The labelling of overseas players as overpaid mercenaries still gets an airing from time to time but a window into the world of Shivnarine Chanderpaul would present an entirely different picture, according to his current county coach.
The Guyanese, 38 and with nothing remotely to prove after scoring almost 20,000 runs in international cricket, is playing for his fourth English county after promoted Derbyshire pushed the boat out to make him their marquee signing. Yet Karl Krikken could not be more robust in his insistence that Chanderpaul's presence in his dressing room is worth every penny.
Chanderpaul made his first century for Derbyshire against Surrey two weeks ago and is on course for another here after Nottinghamshire's decision to bowl first in what looked like classic bowler-friendly Trent Bridge conditions did not work out as planned.
After a day restricted by rain to 65 overs, Chanderpaul is unbeaten on 78 after he and the Derbyshire captain, Wayne Madsen, set about staging a reprise of their stand of 265 against Surrey. So far they have put on 145 and Notts will be anxious not to allow them to settle in again this morning.

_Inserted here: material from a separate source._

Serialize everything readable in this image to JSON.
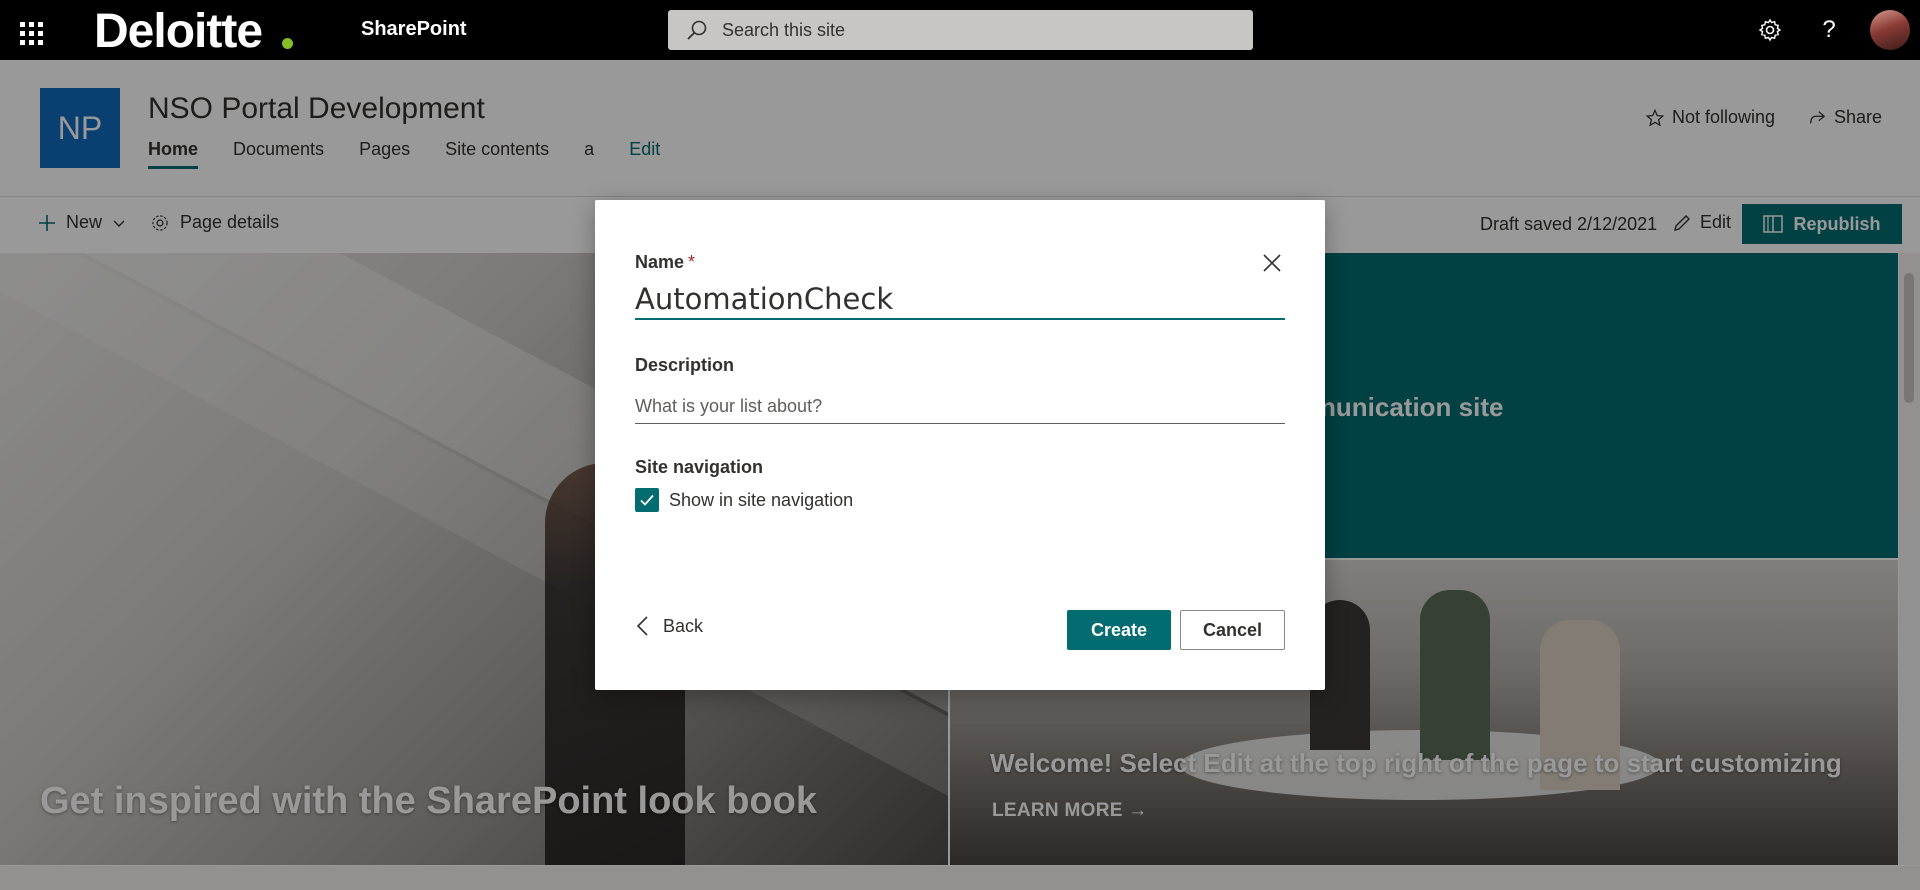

"It was difficult for Shiv at the start, playing on result wickets at Derby, but he has never moaned and now we are getting some flatter wickets the tempo changes but he knows we have to try to get results," Krikken said.
"He has been immense for us but it is also his work-rate behind the scenes, with the youngsters in the squad in the nets. He is a great cricketer and the time he spends in the nets and the way he thinks about his game is what we want our younger players to emulate."
In his usual way, Chanderpaul gathered his runs with deceptive swiftness. There was no flamboyance about his strokes, but his clever placement ensured a steady supply of comfortable singles and his timing is such that his boundaries, which so far number 10, were often merely guided to the fence.
It could not have contrasted more, for example, with the style in which Chesney Hughes launched the Derbyshire innings. Hughes favours lavish strokeplay, cutting with a flourish and driving with a full follow-through. He ran up nine boundaries in his 59 as he and the steadier Billy Godleman gave Derbyshire their best start of the season. But then he perished when an extravagant pull went up in the air and he was caught at mid-off.
The wicket compensated Harry Gurney, who had seen Hughes, on 48, and Godleman, 19, dropped off consecutive balls by Samit Patel at slip. Notts have Andre Adams back, which made Chris Read's decision to make use of a green pitch even more of a formality, but it was Derbyshire's day.